02 July 2013

When someone says its "just metadata"...

Some discussions of Snowden's NSA revelations offer reassurance that the information collected is "only metadata," arguing that the data are only used to find patterns and trends and that personal details are not retrievable.

German Green Party politician Malte Spitz has reported in the New York Times his experience in retrieving his own metadata:
In May 2010, I received a brown envelope. In it was a CD with an encrypted file containing six months of my life. Six months of metadata, stored by my cellphone provider, T-Mobile. This list of metadata contained 35,830 records...

The truth is that phone companies have this data on every customer.

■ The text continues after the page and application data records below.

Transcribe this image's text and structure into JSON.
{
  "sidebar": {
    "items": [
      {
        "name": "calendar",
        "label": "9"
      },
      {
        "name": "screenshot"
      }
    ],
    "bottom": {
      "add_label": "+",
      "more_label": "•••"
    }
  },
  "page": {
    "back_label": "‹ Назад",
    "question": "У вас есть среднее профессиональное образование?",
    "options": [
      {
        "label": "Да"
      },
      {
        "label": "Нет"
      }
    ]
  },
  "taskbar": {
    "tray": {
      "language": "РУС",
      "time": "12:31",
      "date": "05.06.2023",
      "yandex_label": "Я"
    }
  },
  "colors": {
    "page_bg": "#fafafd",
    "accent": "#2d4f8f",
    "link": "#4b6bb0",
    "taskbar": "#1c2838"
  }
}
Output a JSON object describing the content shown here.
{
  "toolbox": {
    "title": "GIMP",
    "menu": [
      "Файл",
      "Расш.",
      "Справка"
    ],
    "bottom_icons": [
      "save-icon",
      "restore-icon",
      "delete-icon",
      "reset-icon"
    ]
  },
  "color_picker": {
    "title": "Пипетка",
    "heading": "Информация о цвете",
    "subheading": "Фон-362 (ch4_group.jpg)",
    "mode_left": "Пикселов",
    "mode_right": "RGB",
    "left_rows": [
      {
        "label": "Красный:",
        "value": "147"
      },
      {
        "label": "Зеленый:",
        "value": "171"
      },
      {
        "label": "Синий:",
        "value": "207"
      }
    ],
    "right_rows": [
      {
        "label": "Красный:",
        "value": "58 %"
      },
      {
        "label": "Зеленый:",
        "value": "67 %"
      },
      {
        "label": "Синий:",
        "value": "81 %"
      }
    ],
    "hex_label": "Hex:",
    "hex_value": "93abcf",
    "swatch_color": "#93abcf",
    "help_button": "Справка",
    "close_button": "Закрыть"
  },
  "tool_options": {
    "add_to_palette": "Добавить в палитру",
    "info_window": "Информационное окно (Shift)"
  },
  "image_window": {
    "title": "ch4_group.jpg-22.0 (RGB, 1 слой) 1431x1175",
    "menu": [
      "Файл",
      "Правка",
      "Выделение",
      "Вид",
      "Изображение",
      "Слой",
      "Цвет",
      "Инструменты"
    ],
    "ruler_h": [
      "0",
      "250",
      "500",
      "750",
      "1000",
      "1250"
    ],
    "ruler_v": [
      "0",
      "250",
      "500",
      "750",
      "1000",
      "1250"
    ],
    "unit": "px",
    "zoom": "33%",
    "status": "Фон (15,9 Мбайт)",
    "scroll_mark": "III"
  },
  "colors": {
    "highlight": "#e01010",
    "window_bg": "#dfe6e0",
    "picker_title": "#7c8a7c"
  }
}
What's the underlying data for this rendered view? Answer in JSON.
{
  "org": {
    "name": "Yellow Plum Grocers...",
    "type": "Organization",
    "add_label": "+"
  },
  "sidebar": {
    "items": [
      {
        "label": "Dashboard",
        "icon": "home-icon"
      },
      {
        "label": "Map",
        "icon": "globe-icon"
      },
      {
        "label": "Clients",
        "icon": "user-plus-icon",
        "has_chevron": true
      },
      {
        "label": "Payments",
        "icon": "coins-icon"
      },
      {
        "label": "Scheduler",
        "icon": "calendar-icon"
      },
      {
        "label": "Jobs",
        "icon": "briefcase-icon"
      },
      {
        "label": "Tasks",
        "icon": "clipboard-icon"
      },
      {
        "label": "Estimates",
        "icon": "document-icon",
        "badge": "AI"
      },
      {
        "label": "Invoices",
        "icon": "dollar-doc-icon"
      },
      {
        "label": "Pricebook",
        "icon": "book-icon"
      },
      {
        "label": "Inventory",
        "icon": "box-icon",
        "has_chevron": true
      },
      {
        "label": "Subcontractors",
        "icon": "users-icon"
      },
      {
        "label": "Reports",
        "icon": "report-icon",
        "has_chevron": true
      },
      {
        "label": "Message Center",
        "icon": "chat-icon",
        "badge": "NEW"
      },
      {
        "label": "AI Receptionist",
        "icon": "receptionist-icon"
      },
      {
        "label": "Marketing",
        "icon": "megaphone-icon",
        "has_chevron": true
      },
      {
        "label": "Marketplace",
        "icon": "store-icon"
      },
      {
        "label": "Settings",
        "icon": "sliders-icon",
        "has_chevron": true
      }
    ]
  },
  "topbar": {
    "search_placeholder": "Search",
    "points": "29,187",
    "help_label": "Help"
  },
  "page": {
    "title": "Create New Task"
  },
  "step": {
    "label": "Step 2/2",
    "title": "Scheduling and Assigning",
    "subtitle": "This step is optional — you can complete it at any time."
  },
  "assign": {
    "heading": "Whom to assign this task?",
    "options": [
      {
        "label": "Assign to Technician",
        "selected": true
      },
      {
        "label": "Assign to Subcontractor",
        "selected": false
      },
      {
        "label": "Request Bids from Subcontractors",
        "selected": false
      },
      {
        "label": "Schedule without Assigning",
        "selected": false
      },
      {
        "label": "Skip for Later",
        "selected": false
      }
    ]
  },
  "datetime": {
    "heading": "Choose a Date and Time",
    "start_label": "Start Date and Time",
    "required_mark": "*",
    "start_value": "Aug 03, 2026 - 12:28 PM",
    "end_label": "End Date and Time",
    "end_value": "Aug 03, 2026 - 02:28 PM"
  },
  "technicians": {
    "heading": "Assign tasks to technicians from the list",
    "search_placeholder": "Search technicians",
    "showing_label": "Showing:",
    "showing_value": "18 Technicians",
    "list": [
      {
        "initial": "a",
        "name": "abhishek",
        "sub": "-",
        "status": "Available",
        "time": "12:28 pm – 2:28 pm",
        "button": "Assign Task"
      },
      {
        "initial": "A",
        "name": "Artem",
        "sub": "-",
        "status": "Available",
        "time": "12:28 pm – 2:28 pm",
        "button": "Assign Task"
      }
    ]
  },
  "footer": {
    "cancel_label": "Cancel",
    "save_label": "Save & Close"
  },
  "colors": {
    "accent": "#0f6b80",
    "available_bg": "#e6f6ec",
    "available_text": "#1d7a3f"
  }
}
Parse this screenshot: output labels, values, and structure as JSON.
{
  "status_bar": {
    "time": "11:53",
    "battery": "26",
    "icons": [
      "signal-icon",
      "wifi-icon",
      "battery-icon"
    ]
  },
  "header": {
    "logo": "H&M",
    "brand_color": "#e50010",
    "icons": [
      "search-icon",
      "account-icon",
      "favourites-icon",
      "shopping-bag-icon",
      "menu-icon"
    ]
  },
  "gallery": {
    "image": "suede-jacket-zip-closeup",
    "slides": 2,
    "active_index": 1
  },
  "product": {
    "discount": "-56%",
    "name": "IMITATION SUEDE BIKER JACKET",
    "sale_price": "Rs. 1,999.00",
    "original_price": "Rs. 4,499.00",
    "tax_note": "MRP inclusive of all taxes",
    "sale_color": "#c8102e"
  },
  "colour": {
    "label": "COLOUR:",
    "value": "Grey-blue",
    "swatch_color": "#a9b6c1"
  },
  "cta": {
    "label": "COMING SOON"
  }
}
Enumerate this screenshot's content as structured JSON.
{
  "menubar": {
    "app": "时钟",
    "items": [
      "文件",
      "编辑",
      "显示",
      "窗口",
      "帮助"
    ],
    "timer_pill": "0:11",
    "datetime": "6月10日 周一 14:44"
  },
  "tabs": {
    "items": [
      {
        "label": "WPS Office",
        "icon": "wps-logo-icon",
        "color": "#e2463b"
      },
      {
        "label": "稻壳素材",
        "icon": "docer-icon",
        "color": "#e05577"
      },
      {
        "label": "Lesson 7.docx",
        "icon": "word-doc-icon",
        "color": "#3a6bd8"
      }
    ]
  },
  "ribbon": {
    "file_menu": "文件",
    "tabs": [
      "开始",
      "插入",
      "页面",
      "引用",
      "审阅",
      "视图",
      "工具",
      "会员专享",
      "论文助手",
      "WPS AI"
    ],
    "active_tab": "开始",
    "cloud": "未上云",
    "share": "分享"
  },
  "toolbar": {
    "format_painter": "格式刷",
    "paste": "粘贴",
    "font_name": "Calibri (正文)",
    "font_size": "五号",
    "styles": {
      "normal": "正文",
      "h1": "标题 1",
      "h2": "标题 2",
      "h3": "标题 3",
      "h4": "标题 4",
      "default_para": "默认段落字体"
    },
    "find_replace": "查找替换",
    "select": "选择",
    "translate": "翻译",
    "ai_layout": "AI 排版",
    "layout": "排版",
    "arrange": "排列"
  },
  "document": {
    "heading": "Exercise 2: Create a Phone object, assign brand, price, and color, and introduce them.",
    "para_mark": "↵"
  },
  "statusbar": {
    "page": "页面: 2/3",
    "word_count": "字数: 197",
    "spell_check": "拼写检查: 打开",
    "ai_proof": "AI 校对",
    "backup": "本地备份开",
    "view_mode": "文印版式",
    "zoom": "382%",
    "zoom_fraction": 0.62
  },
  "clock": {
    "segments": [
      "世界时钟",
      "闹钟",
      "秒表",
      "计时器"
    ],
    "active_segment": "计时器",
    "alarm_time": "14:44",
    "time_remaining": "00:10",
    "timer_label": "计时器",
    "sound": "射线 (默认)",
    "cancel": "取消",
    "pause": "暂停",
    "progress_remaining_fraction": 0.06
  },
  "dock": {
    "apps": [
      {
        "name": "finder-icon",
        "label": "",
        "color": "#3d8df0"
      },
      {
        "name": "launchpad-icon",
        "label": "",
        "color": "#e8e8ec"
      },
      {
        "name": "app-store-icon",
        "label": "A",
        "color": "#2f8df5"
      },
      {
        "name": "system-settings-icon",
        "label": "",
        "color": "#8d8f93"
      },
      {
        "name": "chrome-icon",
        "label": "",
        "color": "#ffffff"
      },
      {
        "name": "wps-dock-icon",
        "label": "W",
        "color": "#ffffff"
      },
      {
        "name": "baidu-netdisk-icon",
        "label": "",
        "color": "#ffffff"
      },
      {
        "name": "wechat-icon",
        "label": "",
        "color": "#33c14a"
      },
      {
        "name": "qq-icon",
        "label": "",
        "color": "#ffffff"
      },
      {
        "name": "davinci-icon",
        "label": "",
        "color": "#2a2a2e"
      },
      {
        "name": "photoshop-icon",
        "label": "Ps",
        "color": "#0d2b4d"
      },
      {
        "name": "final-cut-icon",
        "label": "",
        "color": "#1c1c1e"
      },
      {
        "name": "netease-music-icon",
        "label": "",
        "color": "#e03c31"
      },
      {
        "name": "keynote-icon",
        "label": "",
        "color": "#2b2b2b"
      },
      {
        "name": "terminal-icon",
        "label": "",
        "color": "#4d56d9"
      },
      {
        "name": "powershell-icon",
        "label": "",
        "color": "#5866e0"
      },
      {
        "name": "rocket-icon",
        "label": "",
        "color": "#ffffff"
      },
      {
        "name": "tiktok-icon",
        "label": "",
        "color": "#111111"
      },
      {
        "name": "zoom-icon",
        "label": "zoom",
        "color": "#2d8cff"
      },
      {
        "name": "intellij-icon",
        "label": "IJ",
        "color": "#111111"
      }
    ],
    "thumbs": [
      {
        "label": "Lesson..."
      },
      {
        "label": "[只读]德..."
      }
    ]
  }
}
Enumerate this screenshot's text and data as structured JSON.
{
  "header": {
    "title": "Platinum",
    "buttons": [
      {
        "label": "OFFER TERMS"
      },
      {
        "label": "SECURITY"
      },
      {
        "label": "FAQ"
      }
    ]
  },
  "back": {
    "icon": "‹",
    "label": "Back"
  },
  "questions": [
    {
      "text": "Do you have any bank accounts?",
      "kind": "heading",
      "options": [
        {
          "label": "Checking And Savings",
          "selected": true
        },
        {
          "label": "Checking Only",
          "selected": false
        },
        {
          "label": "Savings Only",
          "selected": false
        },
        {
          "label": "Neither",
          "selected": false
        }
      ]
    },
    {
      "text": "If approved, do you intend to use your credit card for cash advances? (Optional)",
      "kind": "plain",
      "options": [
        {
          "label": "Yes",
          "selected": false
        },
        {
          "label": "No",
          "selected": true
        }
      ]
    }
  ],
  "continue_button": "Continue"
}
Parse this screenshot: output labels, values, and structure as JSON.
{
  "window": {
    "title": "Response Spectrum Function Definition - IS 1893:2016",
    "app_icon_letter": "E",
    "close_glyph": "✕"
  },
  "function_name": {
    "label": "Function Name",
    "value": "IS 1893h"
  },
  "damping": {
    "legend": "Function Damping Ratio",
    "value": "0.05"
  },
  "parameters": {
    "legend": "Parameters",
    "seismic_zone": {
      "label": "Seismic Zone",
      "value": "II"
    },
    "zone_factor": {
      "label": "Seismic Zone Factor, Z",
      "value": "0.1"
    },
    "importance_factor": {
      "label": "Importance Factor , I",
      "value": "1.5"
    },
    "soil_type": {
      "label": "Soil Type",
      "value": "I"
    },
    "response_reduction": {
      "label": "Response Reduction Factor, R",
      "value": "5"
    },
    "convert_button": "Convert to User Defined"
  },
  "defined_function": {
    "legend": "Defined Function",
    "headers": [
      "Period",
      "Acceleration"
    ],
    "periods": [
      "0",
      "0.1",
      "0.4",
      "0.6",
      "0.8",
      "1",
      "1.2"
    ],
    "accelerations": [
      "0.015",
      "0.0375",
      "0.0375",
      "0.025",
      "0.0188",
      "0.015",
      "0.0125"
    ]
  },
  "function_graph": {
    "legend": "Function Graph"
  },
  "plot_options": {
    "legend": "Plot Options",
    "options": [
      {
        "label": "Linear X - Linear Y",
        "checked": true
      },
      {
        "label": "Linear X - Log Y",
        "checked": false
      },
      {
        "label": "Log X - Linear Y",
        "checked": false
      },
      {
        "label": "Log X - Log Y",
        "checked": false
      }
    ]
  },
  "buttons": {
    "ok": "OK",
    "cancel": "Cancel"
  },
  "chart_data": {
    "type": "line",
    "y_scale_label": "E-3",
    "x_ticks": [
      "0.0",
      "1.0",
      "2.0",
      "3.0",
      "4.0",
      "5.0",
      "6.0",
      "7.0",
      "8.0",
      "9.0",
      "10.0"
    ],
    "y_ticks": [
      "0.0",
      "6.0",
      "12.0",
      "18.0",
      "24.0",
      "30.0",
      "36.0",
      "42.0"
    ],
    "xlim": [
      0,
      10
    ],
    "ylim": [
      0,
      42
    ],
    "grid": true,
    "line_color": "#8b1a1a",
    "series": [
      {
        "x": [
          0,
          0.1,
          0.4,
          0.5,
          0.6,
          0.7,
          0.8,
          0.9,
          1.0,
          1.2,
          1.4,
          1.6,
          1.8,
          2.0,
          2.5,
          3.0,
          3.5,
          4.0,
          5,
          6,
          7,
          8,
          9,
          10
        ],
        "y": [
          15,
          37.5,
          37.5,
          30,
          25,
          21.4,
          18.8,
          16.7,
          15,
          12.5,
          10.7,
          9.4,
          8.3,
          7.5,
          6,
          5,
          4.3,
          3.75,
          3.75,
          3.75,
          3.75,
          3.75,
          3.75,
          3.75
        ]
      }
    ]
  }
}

I got mine because, in 2009, I filed a suit against T-Mobile for the release of all the data on me that had been gathered and stored... All of this data had to be kept so that law enforcement agencies could gain access to it. That meant that the metadata of 80 million Germans was being stored, without any concrete suspicions and without cause...

Together with Zeit Online, the online edition of the weekly German newspaper Die Zeit, I published an infographic of six months of my life for all to see. With these 35,830 pieces of data, you can follow my travels across Germany, you can see when I went to sleep and woke up, a trail further enriched with public information from my social networking sites: six months of my life viewable for everybody to see what exactly is possible with “just metadata.” 

Three weeks ago, when the news broke about the National Security Agency’s collection of metadata in the United States, I knew exactly what it meant. My records revealed the movements of a single individual; now imagine if you had access to millions of similar data sets. You could easily draw maps, tracing communication and movement. You could see which individuals, families or groups were communicating with one another. You could identify any social group and determine its major actors. 

All of this is possible without knowing the specific content of a conversation, just technical information — the sender and recipient, the time and duration of the call and the geolocation data. 
I can't embed the infographic, which is here.


  1. You must have missed Kieran Healey's essay on identifying Paul Revere as the most connected man in colonial Boston, simply by analyzing group memberships and associations.

  2. Three things:

    First, I have heard that Snowden JOINED the NSA so he could steal this stuff.

    Second, Russia said that they would give Snowden asylum, IF he stopped releasing stuff, and he said no.

    Third, people are so shocked at what the Government is doing in this area, but they always forget that this stuff is coming from private companies, who record a LOT more stuff and in a lot more detail. There are so many citizens of the United States that the Government cannot record everything. Private companies though are only concerned about a small percentage of the US population (at most around 10%, and usually closer to, or less then 1%), and so they can gather more information about a smaller number of people. I would much rather have the Government gather this data, rather then private companies, because with private companies they are only concerned about themselves, and to the devil with everyone and everything else, but on the other hand, the Government is at least concerned about the maximum number of people within the nation.

  3. @DaBris: Yes, unchecked government power is always the best thing for all citizens. I can't think of any instances in history where an unchecked government agency used its power in ways that harmed one or more of its citizens, can you?


Related Posts Plugin for WordPress, Blogger...